(INPUT FOR THIS TASK begins)

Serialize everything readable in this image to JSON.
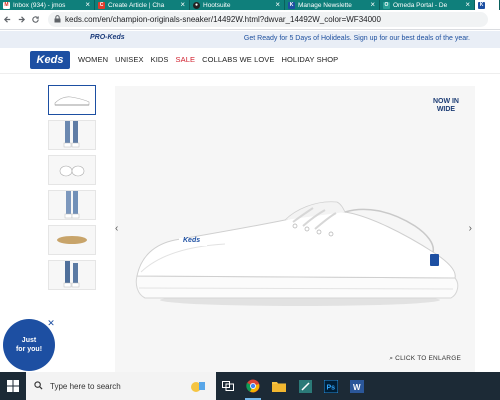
{
  "browser": {
    "tabs": [
      {
        "label": "Inbox (934) - jmos",
        "icon": "gmail-icon",
        "color": "#d93025",
        "active": false
      },
      {
        "label": "Create Article | Cha",
        "icon": "cms-icon",
        "color": "#e03b2c",
        "active": false
      },
      {
        "label": "Hootsuite",
        "icon": "hootsuite-icon",
        "color": "#222222",
        "active": false
      },
      {
        "label": "Manage Newslette",
        "icon": "keds-favicon-icon",
        "color": "#1d4fa2",
        "active": false
      },
      {
        "label": "Omeda Portal - De",
        "icon": "omeda-icon",
        "color": "#2aa198",
        "active": false
      },
      {
        "label": "",
        "icon": "keds-favicon-icon",
        "color": "#1d4fa2",
        "active": true
      }
    ],
    "url": "keds.com/en/champion-originals-sneaker/14492W.html?dwvar_14492W_color=WF34000"
  },
  "promo": {
    "pro_label": "PRO-Keds",
    "message": "Get Ready for 5 Days of Holideals. Sign up for our best deals of the year."
  },
  "site": {
    "logo": "Keds",
    "nav": [
      "WOMEN",
      "UNISEX",
      "KIDS",
      "SALE",
      "COLLABS WE LOVE",
      "HOLIDAY SHOP"
    ]
  },
  "product": {
    "badge_line1": "NOW IN",
    "badge_line2": "WIDE",
    "enlarge_label": "CLICK TO ENLARGE",
    "shoe_brand": "Keds",
    "thumbnails": [
      "thumb-shoe-side",
      "thumb-legs-front",
      "thumb-shoe-pair",
      "thumb-legs-standing",
      "thumb-sole",
      "thumb-legs-walking"
    ]
  },
  "popup": {
    "line1": "Just",
    "line2": "for you!"
  },
  "taskbar": {
    "search_placeholder": "Type here to search",
    "apps": [
      "chrome-icon",
      "file-explorer-icon",
      "sticky-notes-icon",
      "photoshop-icon",
      "word-icon"
    ]
  },
  "colors": {
    "brand_blue": "#1d4fa2",
    "tab_teal": "#0f7f7b",
    "sale_red": "#d0202e"
  }
}
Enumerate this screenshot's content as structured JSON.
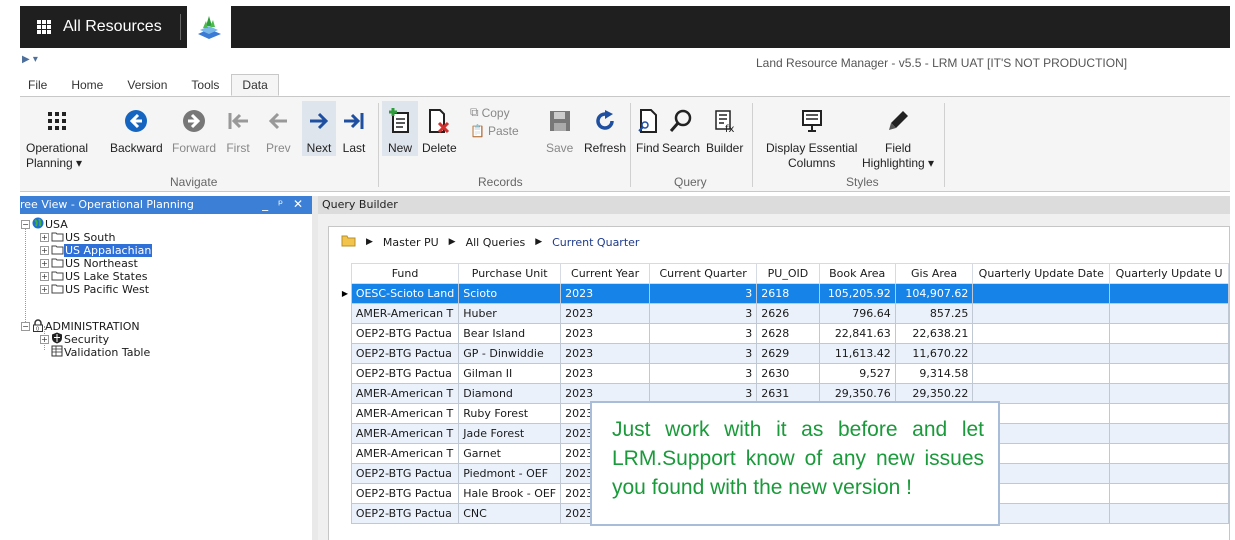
{
  "topbar": {
    "waffle_icon": "app-launcher-icon",
    "title": "All Resources",
    "logo_icon": "lrm-logo-icon"
  },
  "window": {
    "title": "Land Resource Manager - v5.5 - LRM UAT [IT'S NOT PRODUCTION]"
  },
  "menu": {
    "tabs": [
      "File",
      "Home",
      "Version",
      "Tools",
      "Data"
    ],
    "active": "Data"
  },
  "ribbon": {
    "operational_planning": [
      "Operational",
      "Planning ▾"
    ],
    "backward": "Backward",
    "forward": "Forward",
    "first": "First",
    "prev": "Prev",
    "next": "Next",
    "last": "Last",
    "navigate_group": "Navigate",
    "new": "New",
    "delete": "Delete",
    "copy": "Copy",
    "paste": "Paste",
    "save": "Save",
    "refresh": "Refresh",
    "records_group": "Records",
    "find": "Find",
    "search": "Search",
    "builder": "Builder",
    "query_group": "Query",
    "display_essential": [
      "Display Essential",
      "Columns"
    ],
    "field_highlighting": [
      "Field",
      "Highlighting ▾"
    ],
    "styles_group": "Styles"
  },
  "tree": {
    "header": "ree View - Operational Planning",
    "header_controls": "_ ᵖ ✕",
    "nodes": {
      "usa": "USA",
      "us_south": "US South",
      "us_appalachian": "US Appalachian",
      "us_northeast": "US Northeast",
      "us_lake_states": "US Lake States",
      "us_pacific_west": "US Pacific West",
      "administration": "ADMINISTRATION",
      "security": "Security",
      "validation_table": "Validation Table"
    }
  },
  "query": {
    "header": "Query Builder",
    "breadcrumb": [
      "Master PU",
      "All Queries",
      "Current Quarter"
    ],
    "columns": [
      "Fund",
      "Purchase Unit",
      "Current Year",
      "Current Quarter",
      "PU_OID",
      "Book Area",
      "Gis Area",
      "Quarterly Update Date",
      "Quarterly Update U"
    ],
    "rows": [
      [
        "OESC-Scioto Land",
        "Scioto",
        "2023",
        "3",
        "2618",
        "105,205.92",
        "104,907.62",
        "",
        ""
      ],
      [
        "AMER-American T",
        "Huber",
        "2023",
        "3",
        "2626",
        "796.64",
        "857.25",
        "",
        ""
      ],
      [
        "OEP2-BTG Pactua",
        "Bear Island",
        "2023",
        "3",
        "2628",
        "22,841.63",
        "22,638.21",
        "",
        ""
      ],
      [
        "OEP2-BTG Pactua",
        "GP - Dinwiddie",
        "2023",
        "3",
        "2629",
        "11,613.42",
        "11,670.22",
        "",
        ""
      ],
      [
        "OEP2-BTG Pactua",
        "Gilman II",
        "2023",
        "3",
        "2630",
        "9,527",
        "9,314.58",
        "",
        ""
      ],
      [
        "AMER-American T",
        "Diamond",
        "2023",
        "3",
        "2631",
        "29,350.76",
        "29,350.22",
        "",
        ""
      ],
      [
        "AMER-American T",
        "Ruby Forest",
        "2023",
        "",
        "",
        "",
        "",
        "",
        ""
      ],
      [
        "AMER-American T",
        "Jade Forest",
        "2023",
        "",
        "",
        "",
        "",
        "",
        ""
      ],
      [
        "AMER-American T",
        "Garnet",
        "2023",
        "",
        "",
        "",
        "",
        "",
        ""
      ],
      [
        "OEP2-BTG Pactua",
        "Piedmont - OEF",
        "2023",
        "",
        "",
        "",
        "",
        "",
        ""
      ],
      [
        "OEP2-BTG Pactua",
        "Hale Brook - OEF",
        "2023",
        "",
        "",
        "",
        "",
        "",
        ""
      ],
      [
        "OEP2-BTG Pactua",
        "CNC",
        "2023",
        "",
        "",
        "",
        "",
        "",
        ""
      ]
    ],
    "selected_row": 0
  },
  "callout": {
    "text": "Just work with it as before and let LRM.Support know of any new issues you found with the new version !"
  },
  "colors": {
    "selection": "#1683e8",
    "tree_header": "#3c7fd6",
    "callout_text": "#1a9a3a"
  }
}
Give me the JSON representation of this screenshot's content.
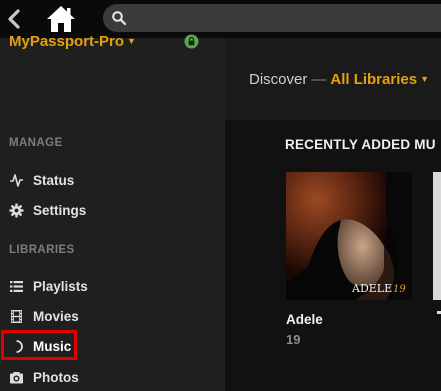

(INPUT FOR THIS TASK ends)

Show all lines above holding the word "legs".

■ **TASK RESULT**:
      "thumb-legs-front",
      "thumb-legs-standing",
      "thumb-legs-walking"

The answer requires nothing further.